- PHOTO BY STEVE E. MILLER
- SUPERMAN : Jeff Jamieson re-introduces San Luis Obispo’s Compact Gallery with an exhibit featuring everyone’s favorite Man of Steel.
Gallery owner Jeff Jamieson, an artist and furniture maker, discovered the space during a bicycle ride. He’d been looking for a space to revive the Compact Gallery for the past year, and appreciated the building’s tucked-away quality. In fact, the addition of an obscure sign on a door or window, was undertaken only with the utmost reluctance on Jamieson’s part.
“I love this location,” said Jamieson. “We are downtown, but hidden away. Half the people at the opening were going ‘we got so lost.’”
Jamieson signed the lease at the beginning of June, and the gallery opened to the public with a July 2 Art After Dark opening reception for Mary Renzi-Cowitz. The gallery will follow the standard format of month-long exhibitions with artist receptions on the first Friday of each month. In keeping with the communal operation of the first Compact Gallery—located in the Creamery for two years during the mid-2000s—a team of eight volunteers each works a weekly three-hour shift at the gallery. The original space was a proper collective, whereas Jamieson has final say in all decisions relating to the new gallery.
Cleaning the gallery in the month leading up to the opening was a group effort, mostly occurring on spare nights.

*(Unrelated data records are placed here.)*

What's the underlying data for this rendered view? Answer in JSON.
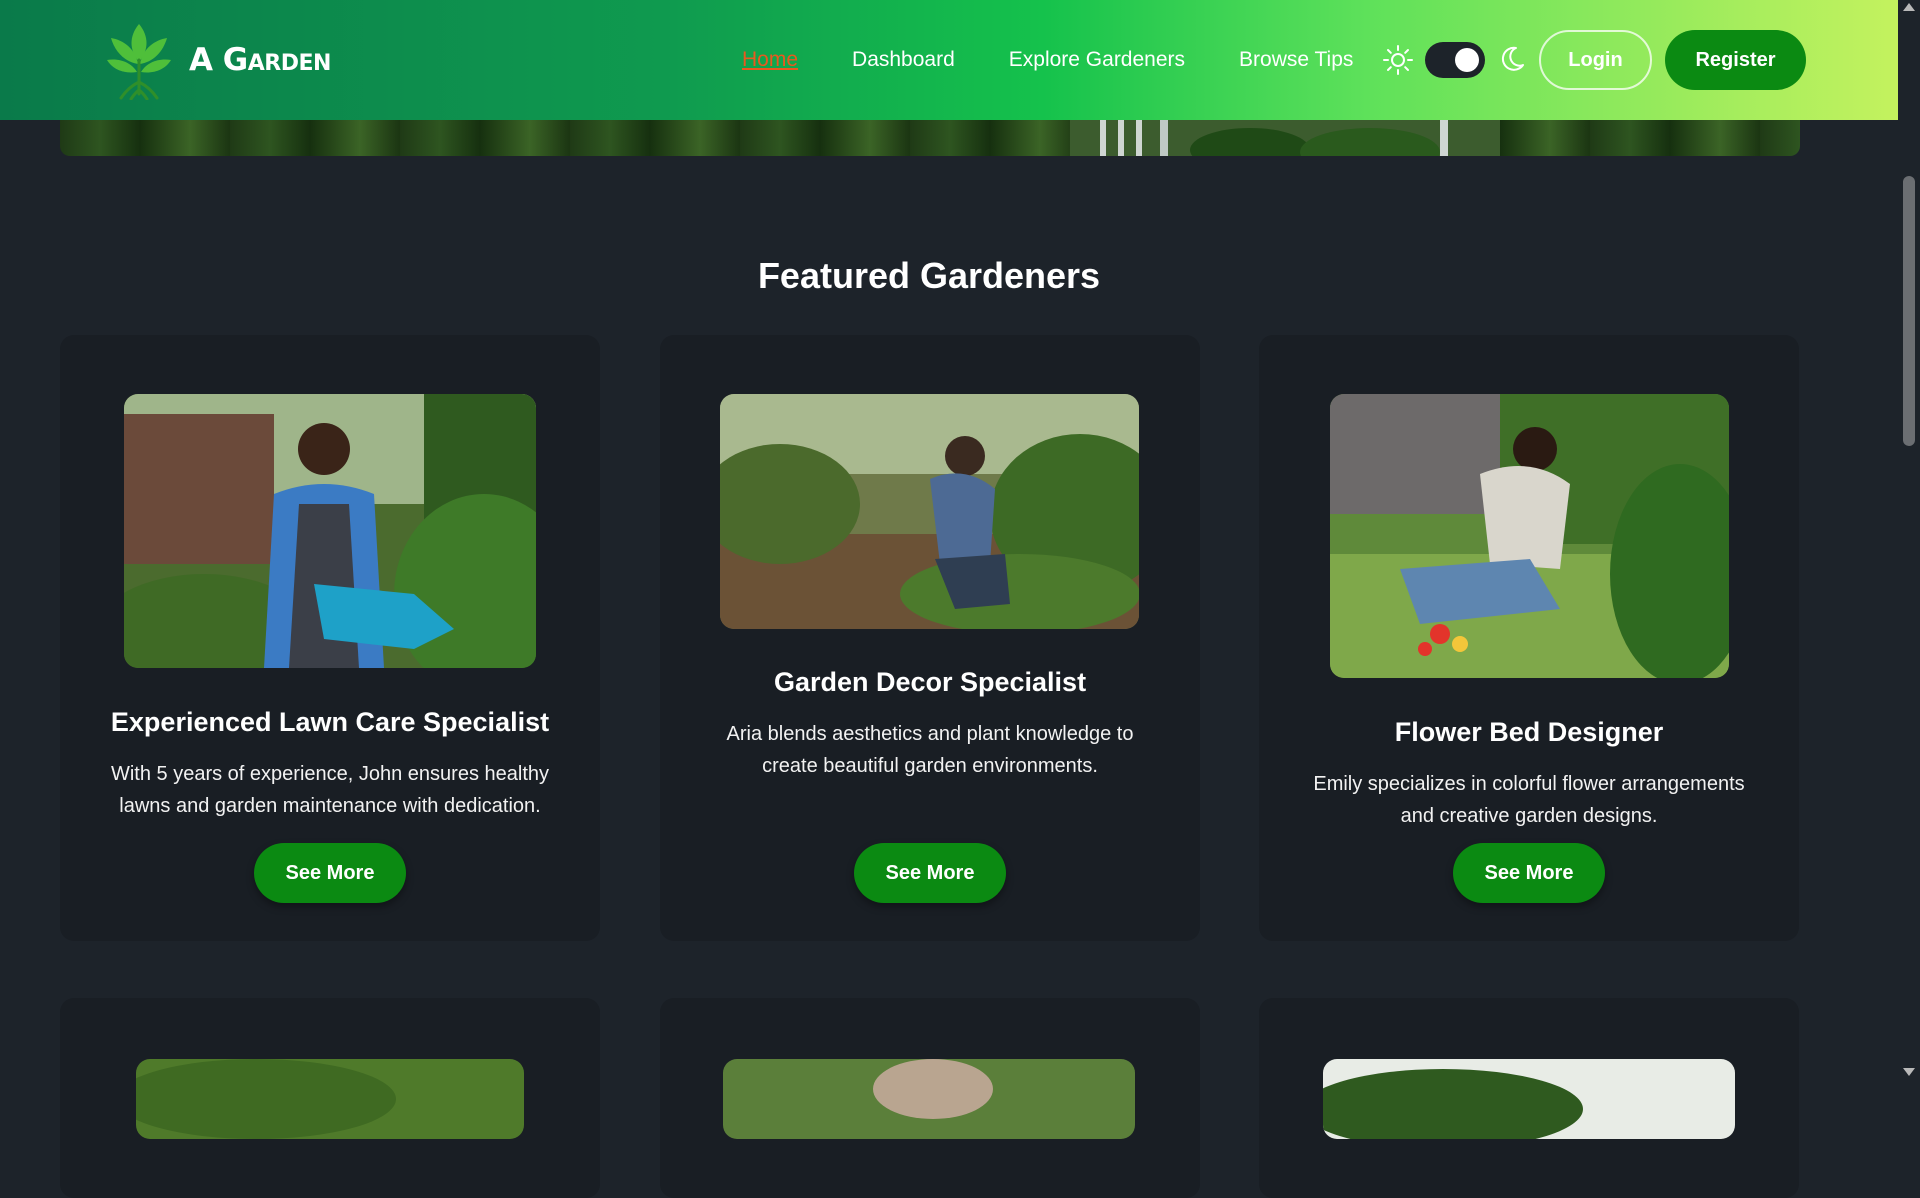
{
  "brand": {
    "name": "A Garden",
    "logo_icon": "leaf-tree-icon"
  },
  "nav": {
    "links": [
      {
        "label": "Home",
        "active": true
      },
      {
        "label": "Dashboard",
        "active": false
      },
      {
        "label": "Explore Gardeners",
        "active": false
      },
      {
        "label": "Browse Tips",
        "active": false
      }
    ],
    "theme_toggle": {
      "light_icon": "sun-icon",
      "dark_icon": "moon-icon",
      "state": "dark"
    },
    "login_label": "Login",
    "register_label": "Register"
  },
  "featured": {
    "title": "Featured Gardeners",
    "cards": [
      {
        "title": "Experienced Lawn Care Specialist",
        "description": "With 5 years of experience, John ensures healthy lawns and garden maintenance with dedication.",
        "button_label": "See More",
        "image_alt": "Smiling gardener in apron watering plants with a blue watering can"
      },
      {
        "title": "Garden Decor Specialist",
        "description": "Aria blends aesthetics and plant knowledge to create beautiful garden environments.",
        "button_label": "See More",
        "image_alt": "Bearded gardener kneeling and tending plants in a garden bed"
      },
      {
        "title": "Flower Bed Designer",
        "description": "Emily specializes in colorful flower arrangements and creative garden designs.",
        "button_label": "See More",
        "image_alt": "Gardener kneeling on grass planting colorful flowers"
      }
    ]
  },
  "colors": {
    "page_bg": "#1d232a",
    "card_bg": "#191e24",
    "button_green": "#0b8a12",
    "active_link": "#e8591f"
  }
}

There’s more that Jamieson would like to accomplish—more permanent alterations—but the lease isn’t sufficiently long-term to justify sinking larger quantities of cash into a renovation project.
Throughout the month of July, Renzi-Cowitz’s Superman paintings and collage dominate the gallery’s otherwise spare walls. The lone figure pulls apart his jacket to reveal the iconic S on his chest, or charges confidently towards the viewer with his arm outstretched. Jamieson commended the artist’s “concentrated vision.” The two met while teaching at Cuesta College; Renzi-Cowitz is a Drawing and 2D Design instructor. Though Jamieson elected not to clutter the spare walls with price tags and titles, each of Renzi-Cowitz’s spandex-clad figures sells for $400.
But local artists won’t be the norm at the Compact Gallery. Jamieson hopes to play host to artists from around the world, and jokes that he’s in need of people’s frequent flier miles. In August, the featured artist is a Bay Area photographer, and Jamieson’s interested in using the space for installations and other shows that challenge the local norm.
“I used to live in New York City, so I used to see shows every day,” explained Jamieson, who relocated to San Luis Obispo because he thought it would be a better environment for his children. “I miss that.”
Rather than pine for New York, Jamieson’s importing his own slice of it, where there’s always something different to see, tinged with the slightest hint of alternative attitude. You’ve just got to find it.
Arts Editor Ashley Schwellenbach vacations at Kal-El. Send capes to firstname.lastname@example.org.